Interface dataset entries
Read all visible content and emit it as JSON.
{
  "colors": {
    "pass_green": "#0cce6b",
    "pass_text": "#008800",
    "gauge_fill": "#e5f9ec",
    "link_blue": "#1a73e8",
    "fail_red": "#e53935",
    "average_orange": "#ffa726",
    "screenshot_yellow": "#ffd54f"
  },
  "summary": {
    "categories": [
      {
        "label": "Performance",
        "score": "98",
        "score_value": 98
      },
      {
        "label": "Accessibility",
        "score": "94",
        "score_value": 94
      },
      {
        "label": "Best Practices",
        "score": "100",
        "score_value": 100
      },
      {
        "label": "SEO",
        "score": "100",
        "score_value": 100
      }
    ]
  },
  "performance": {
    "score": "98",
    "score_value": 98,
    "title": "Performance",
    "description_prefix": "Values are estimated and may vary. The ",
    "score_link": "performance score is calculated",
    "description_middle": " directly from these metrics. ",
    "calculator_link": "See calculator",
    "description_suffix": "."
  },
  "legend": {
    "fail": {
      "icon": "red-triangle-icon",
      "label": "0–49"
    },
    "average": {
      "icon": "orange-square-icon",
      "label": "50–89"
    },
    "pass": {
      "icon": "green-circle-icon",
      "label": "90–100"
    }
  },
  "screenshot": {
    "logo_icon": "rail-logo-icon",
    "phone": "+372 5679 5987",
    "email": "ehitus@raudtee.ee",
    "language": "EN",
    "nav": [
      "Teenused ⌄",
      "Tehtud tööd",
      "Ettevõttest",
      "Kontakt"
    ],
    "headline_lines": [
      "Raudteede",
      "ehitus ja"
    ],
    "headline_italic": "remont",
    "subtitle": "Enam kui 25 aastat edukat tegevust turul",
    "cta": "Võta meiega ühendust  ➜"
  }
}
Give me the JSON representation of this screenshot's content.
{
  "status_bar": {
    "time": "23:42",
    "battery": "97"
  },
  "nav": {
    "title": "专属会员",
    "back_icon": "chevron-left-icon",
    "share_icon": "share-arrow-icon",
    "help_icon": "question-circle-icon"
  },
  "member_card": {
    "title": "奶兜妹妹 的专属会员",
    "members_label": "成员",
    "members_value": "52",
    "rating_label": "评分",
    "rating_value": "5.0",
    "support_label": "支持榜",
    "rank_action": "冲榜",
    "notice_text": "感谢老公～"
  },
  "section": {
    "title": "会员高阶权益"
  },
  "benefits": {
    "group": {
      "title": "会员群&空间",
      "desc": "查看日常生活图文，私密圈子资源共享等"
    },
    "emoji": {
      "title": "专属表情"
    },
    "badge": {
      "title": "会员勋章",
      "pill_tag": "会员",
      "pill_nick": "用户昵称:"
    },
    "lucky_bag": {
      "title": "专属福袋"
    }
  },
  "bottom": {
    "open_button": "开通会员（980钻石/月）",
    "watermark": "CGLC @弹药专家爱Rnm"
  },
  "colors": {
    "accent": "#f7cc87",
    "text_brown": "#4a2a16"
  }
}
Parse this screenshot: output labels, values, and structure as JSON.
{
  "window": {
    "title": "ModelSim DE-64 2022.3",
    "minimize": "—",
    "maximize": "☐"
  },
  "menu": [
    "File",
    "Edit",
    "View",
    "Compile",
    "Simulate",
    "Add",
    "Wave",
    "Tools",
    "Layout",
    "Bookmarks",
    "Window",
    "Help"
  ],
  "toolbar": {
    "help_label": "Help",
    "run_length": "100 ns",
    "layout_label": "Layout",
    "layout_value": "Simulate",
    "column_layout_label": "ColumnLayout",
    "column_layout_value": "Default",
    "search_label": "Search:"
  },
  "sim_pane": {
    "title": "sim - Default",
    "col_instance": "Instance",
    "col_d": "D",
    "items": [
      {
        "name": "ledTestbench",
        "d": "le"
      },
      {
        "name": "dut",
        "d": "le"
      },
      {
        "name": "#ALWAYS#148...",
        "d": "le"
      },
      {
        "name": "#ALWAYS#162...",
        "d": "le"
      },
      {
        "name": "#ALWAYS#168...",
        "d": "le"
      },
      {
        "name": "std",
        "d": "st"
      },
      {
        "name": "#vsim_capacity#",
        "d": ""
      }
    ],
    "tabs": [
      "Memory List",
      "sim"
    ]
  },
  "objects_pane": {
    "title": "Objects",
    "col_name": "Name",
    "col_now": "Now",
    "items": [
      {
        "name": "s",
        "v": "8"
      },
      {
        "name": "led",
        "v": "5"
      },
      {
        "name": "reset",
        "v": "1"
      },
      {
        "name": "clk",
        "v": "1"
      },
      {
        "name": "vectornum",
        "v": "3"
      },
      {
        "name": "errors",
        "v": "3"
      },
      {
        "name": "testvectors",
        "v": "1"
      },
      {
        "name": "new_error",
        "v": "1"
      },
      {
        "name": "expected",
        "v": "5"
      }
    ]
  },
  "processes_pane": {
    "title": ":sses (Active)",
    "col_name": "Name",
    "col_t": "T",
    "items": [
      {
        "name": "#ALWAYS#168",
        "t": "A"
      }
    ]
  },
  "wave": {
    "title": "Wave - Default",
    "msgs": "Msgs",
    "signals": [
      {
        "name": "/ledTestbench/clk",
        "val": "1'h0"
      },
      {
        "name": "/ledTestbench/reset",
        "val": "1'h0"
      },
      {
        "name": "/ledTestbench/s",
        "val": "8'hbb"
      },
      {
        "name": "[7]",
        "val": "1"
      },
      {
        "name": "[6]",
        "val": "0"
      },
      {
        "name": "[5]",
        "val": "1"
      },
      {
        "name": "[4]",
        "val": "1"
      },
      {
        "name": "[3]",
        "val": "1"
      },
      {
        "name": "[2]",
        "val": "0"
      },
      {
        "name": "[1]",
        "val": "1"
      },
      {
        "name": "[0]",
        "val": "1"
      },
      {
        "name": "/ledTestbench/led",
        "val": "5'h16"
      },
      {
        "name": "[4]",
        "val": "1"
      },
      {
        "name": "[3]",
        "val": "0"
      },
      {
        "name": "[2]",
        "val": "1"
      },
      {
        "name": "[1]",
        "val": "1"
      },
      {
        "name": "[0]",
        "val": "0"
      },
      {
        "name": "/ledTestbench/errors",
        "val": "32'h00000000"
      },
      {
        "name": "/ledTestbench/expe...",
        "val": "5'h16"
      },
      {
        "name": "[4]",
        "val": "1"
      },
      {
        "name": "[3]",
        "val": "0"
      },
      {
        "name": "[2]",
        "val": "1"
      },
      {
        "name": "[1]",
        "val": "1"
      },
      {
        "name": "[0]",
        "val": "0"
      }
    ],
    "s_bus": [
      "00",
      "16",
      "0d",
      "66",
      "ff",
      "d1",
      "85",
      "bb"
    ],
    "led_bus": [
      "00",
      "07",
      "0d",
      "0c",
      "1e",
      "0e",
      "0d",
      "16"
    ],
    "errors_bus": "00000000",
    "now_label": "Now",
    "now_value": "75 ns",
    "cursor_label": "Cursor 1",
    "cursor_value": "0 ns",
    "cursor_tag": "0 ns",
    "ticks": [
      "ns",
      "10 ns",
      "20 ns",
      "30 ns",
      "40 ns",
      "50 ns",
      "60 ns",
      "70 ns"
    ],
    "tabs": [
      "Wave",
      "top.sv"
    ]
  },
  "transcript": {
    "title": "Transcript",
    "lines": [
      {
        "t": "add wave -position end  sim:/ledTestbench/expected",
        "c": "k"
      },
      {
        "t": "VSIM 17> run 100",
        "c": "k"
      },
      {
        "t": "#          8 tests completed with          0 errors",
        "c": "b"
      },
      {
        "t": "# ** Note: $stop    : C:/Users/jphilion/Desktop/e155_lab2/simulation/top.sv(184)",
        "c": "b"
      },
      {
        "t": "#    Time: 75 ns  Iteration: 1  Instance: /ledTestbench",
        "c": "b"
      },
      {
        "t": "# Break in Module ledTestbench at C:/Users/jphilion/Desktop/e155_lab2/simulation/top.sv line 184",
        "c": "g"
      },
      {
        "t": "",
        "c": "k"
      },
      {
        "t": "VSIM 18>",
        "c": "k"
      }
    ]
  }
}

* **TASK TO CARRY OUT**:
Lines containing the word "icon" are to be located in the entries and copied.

* **ANSWER FOR THIS EXERCISE**:
      "icon": "red-triangle-icon",
      "icon": "orange-square-icon",
      "icon": "green-circle-icon",
    "logo_icon": "rail-logo-icon",
    "back_icon": "chevron-left-icon",
    "share_icon": "share-arrow-icon",
    "help_icon": "question-circle-icon"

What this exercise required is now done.